The first few months in my new home were challenging. Getting around on crutches with my whole leg in plaster in 35 degree heat was not easy. As Area Sales Manager for Oriflame it was necessary for me to spend much of my time travelling around Vietnam. Thankfully I loved what I was doing. What was suffering, however, was my health. Not being able to exercise meant I was putting on weight and my blood pressure, sugar level and cholesterol were also too high.
It was not until 2011, four years after my operation, I was finally able to walk for long distances again. I signed up to a gym and began to introduce fitness walking into my rehab regime. I gradually began to lose weight and felt my fitness returning. I had never given up on the dream of being able to run again, but was aware I still had a long way to go. I increased the amount of Achilles rehab I was receiving and started to visit the gym more often where much of my time was spent walking on the treadmill.
It was during one of my sessions on the treadmill in January 2012 I felt the temptation to run. However, my mind was telling me not to push it. After all, the last time I had tried to overdo things I had ended up in agonizing pain on a surgeon’s table. Yet my determination got the better of common sense. I gradually increased the speed on the treadmill and slowly started to run. I was elated, but I knew I had to control myself and stopped after 30 seconds. But I had been running. The feeling was amazing! The next day I came back and managed to run for a full minute. The following day I ran for two minutes. My Achilles felt fine, and I made up my mind, there and then, to prove the doctors wrong and, one day, complete a marathon. Since that day I have been training hard and running further with this goal in mind.
On 12 August 2012 I successfully completed my first 5km run in 39 minutes. I have continued to push myself, and today I am extremely proud to say that I have just completed my first competitive 10km race. I managed it in 57 minutes and 16 seconds. This may not be a world record, but for someone who was told he was never going to run again it is a major personal achievement.
The race was no picnic. Running in tropical heat under a clear sky in Vietnam is like running in a sauna. The race was made more difficult because it was a beach run; so much of it was on soft sand. We also had to run up and down hills. Although I had trained hard, I was concerned that my Achilles tendon could snap again. All fear left me when the race started.
The heat made running more difficult than I had anticipated and after 4km I was worried I would have to give up. I pushed through by telling myself the pain was only temporary and by reminding myself how lucky I was to be running again.

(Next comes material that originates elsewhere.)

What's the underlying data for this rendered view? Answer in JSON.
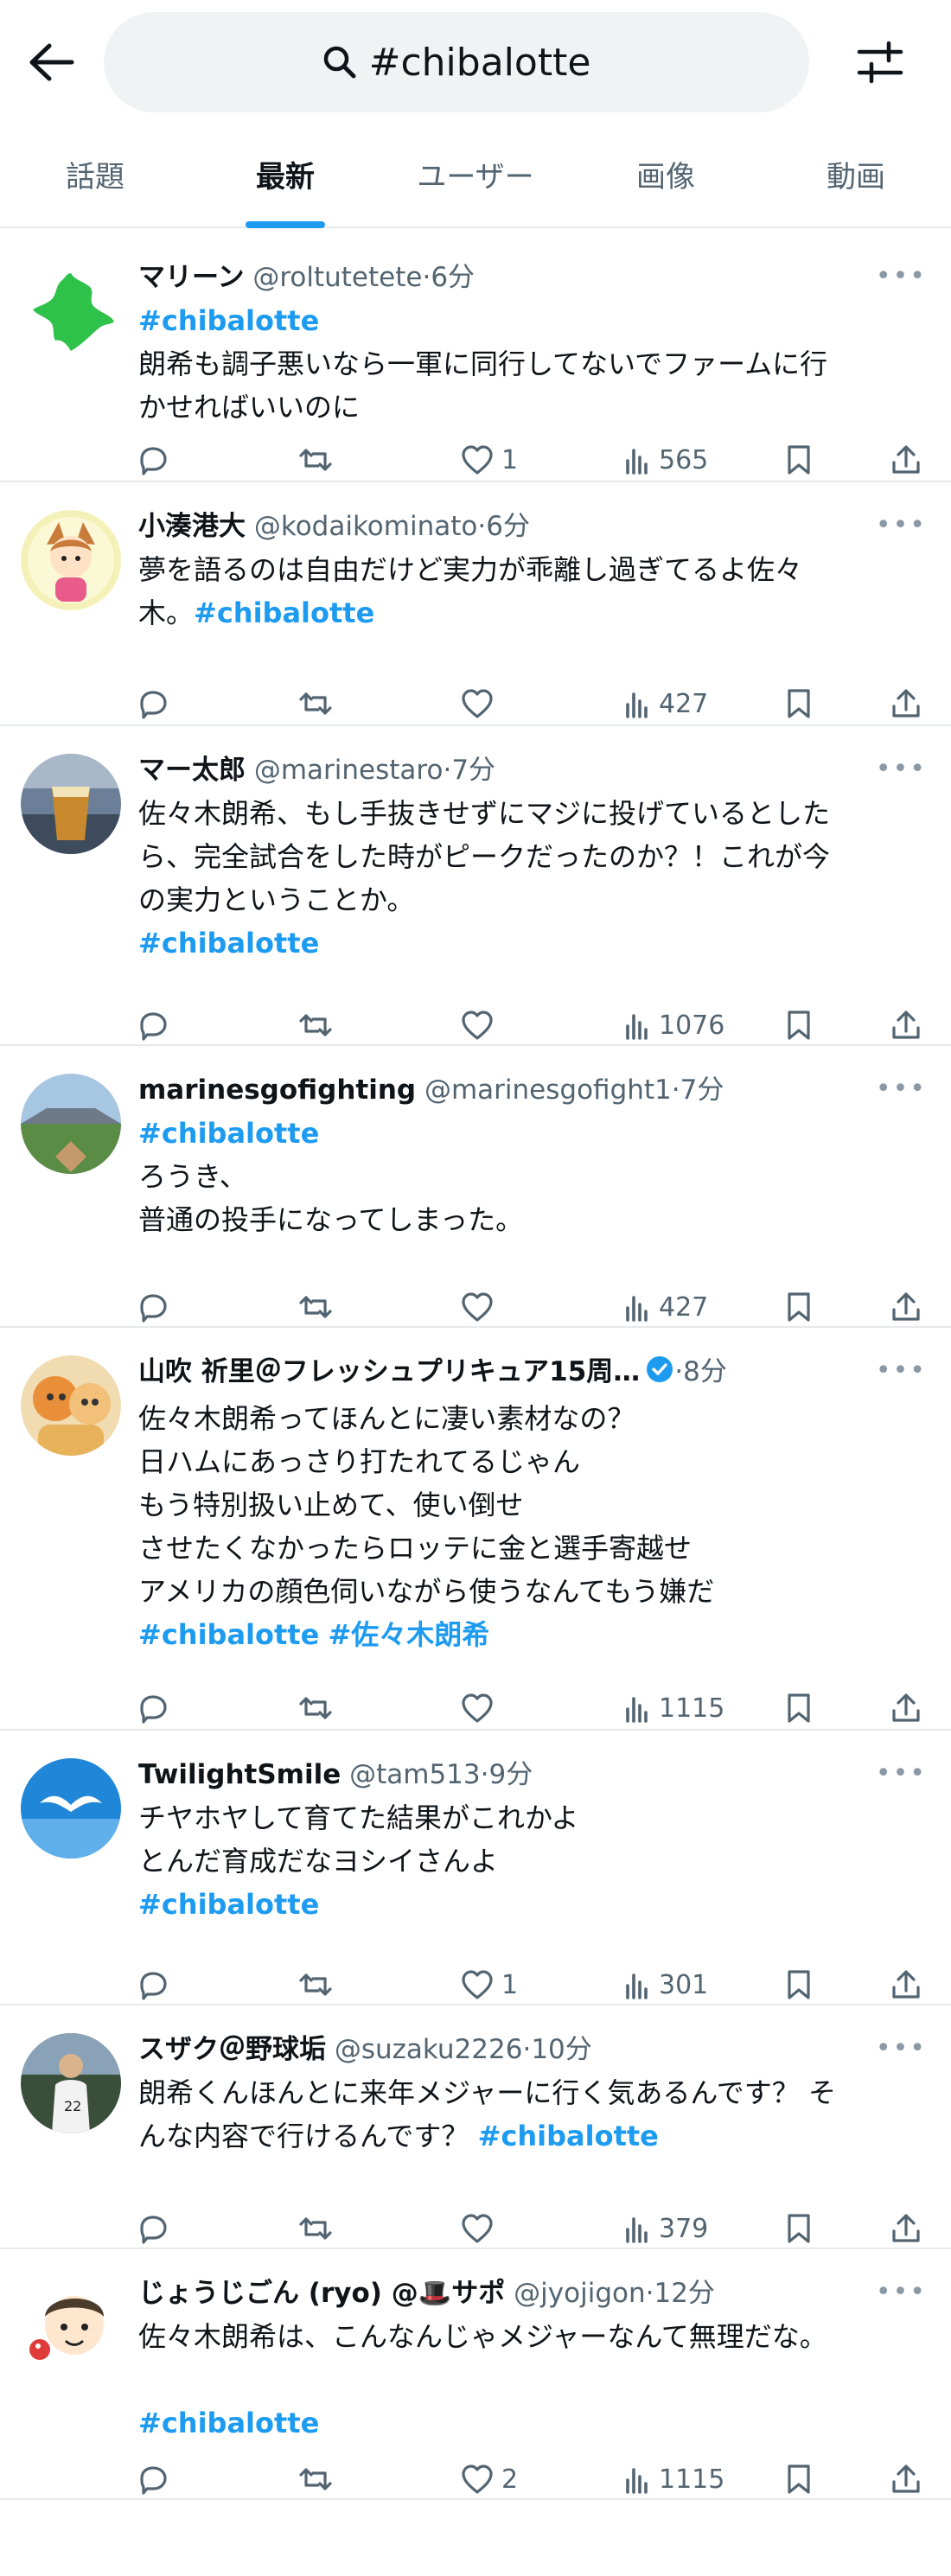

I am proud to say I finished the race in under an hour. I have managed to drop 16kg since I began to exercise again and currently weigh 88kg. My aim is to hit 80kg and to run a full marathon in under five hours. The next step of my journey is on December 2 when I will run a half-marathon (21km) through the temples of Angkor Wat in Cambodia. My goal is to complete that race in less than 2 hours 30 minutes. Watch this space for the next installment of my marathon journey.
Finally I would like to pass my regards and thanks to Nicole and Long, my personal trainers at Nutrifort Fitness as well Greg Beale for his therapy and running advice. Without them I would not have reached this far towards my marathon goal.
I would also like to pass on my sincere regards to my family and friends and especially my dear wife Sofi and wonderful son Percy as well as my mate Bob Van Mol for their ongoing support, understanding and motivation. A final thank you remark to Matt Underwood for being my running buddy and for being the one to encourage me to sign up for the Half Marathon in Angkor Wat.